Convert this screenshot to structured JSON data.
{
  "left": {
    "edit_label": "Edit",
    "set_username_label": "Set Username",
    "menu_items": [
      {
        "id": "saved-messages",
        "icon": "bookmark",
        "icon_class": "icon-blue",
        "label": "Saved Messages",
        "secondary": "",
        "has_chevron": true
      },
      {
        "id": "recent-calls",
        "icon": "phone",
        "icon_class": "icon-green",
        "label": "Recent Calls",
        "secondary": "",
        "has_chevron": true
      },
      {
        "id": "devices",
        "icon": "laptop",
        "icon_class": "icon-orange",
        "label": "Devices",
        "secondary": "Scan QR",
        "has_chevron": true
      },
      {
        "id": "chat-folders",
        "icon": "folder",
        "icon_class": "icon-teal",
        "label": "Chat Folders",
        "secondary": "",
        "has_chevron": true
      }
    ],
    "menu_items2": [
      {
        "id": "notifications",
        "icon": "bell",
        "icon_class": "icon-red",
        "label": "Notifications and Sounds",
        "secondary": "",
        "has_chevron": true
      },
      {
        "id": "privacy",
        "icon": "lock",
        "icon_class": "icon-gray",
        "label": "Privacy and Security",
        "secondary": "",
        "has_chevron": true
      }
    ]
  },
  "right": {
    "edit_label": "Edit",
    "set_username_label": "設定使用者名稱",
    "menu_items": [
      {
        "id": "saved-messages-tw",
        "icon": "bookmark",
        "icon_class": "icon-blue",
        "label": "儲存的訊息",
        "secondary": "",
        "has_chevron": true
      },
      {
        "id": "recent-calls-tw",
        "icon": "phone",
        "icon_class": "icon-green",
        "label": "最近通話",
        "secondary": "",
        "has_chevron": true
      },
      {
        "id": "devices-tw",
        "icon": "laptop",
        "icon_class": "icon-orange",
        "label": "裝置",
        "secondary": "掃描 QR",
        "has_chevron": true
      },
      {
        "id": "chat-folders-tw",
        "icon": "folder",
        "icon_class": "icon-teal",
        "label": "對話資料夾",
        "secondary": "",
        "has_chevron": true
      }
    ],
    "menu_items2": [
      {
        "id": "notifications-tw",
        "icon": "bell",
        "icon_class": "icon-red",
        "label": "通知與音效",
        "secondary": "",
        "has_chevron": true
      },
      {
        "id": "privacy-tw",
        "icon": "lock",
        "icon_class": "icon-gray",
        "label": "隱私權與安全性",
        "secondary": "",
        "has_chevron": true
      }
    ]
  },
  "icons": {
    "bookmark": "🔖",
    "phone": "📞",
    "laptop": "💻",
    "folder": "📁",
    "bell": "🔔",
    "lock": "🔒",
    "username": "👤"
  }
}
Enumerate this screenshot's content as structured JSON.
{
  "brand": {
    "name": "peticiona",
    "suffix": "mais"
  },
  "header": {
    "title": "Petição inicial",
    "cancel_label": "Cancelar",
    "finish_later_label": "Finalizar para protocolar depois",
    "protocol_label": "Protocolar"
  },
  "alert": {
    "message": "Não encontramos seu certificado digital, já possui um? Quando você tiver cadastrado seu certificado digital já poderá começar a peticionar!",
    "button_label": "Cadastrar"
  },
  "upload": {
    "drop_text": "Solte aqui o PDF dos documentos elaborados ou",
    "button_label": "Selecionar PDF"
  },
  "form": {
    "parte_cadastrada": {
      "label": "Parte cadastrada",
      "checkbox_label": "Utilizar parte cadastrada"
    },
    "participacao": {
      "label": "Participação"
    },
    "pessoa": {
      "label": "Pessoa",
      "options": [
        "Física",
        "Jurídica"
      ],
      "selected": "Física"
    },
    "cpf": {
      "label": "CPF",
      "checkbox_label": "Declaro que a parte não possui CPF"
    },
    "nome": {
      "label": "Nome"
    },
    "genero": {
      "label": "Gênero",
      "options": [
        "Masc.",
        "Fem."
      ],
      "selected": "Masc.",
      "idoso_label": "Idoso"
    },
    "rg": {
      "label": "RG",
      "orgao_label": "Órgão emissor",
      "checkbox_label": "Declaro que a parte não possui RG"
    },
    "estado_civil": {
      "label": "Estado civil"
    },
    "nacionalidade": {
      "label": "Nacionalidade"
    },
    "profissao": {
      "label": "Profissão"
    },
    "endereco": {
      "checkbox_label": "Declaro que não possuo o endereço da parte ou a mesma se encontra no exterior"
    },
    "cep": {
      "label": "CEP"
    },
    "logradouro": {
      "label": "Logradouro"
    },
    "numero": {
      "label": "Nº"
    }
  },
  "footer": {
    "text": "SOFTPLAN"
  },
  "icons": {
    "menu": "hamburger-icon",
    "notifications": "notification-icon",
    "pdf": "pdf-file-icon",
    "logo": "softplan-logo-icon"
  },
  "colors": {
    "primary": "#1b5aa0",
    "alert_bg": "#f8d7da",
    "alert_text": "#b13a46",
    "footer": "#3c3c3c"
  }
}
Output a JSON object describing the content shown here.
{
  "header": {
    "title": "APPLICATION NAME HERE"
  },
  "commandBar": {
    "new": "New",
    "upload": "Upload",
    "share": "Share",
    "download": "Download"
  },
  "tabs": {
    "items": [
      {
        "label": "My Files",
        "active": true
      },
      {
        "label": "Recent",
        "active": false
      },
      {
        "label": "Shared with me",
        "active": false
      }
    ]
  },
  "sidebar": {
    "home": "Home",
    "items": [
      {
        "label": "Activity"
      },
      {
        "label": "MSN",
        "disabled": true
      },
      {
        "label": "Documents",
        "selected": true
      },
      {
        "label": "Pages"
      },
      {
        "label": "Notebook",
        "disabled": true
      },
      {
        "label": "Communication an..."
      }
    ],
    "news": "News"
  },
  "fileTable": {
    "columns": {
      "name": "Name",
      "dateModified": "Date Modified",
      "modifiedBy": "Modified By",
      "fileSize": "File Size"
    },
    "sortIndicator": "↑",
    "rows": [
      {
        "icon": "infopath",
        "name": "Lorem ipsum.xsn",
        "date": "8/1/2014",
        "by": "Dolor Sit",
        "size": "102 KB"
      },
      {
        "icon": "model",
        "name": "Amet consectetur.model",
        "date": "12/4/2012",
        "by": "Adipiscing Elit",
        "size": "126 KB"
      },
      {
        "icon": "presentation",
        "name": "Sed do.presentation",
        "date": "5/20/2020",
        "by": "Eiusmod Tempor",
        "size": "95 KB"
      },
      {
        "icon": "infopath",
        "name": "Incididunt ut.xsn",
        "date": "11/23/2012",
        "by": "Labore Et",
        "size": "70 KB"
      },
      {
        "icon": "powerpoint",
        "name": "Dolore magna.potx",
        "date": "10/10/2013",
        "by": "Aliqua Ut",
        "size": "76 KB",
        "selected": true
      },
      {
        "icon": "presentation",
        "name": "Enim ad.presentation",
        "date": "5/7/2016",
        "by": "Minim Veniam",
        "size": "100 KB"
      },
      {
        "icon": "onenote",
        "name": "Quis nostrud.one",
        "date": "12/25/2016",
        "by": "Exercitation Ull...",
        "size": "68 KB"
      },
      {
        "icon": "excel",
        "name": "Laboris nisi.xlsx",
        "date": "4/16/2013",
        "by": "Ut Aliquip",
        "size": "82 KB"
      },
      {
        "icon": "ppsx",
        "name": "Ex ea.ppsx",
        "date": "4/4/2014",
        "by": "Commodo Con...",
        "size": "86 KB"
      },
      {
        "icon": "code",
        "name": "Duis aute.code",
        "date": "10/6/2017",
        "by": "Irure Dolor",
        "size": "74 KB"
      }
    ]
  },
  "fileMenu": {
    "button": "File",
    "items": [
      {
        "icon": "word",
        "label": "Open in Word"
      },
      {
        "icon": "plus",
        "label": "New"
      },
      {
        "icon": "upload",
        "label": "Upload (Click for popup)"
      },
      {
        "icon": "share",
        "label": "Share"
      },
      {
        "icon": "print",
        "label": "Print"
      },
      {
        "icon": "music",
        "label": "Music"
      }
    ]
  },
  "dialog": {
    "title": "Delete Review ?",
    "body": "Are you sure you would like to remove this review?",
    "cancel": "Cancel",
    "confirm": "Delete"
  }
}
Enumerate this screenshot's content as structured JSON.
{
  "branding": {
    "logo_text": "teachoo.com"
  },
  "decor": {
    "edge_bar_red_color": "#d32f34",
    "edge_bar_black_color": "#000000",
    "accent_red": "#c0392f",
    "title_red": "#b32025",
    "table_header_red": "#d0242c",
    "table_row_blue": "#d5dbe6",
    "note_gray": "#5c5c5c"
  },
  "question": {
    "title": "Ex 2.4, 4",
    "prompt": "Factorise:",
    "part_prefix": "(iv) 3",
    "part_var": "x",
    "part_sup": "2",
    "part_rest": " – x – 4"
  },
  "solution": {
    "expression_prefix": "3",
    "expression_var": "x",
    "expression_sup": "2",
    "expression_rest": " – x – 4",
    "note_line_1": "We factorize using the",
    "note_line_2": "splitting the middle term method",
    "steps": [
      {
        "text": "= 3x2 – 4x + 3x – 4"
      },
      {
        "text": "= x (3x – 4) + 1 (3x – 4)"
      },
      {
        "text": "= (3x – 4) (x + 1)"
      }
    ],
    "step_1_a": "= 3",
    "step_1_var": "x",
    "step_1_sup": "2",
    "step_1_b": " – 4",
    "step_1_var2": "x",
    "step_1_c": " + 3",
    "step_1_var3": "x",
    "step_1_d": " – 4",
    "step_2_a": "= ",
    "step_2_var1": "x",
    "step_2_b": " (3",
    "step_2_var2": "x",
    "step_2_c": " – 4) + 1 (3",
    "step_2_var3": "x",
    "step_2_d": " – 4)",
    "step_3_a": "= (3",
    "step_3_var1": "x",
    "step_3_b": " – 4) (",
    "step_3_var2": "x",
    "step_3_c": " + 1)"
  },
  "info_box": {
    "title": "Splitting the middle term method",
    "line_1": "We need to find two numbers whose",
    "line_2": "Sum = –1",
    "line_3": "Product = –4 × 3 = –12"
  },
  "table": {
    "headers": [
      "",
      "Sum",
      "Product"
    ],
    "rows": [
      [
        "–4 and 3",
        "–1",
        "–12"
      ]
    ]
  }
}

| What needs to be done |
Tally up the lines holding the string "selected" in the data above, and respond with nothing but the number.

| Written response |
4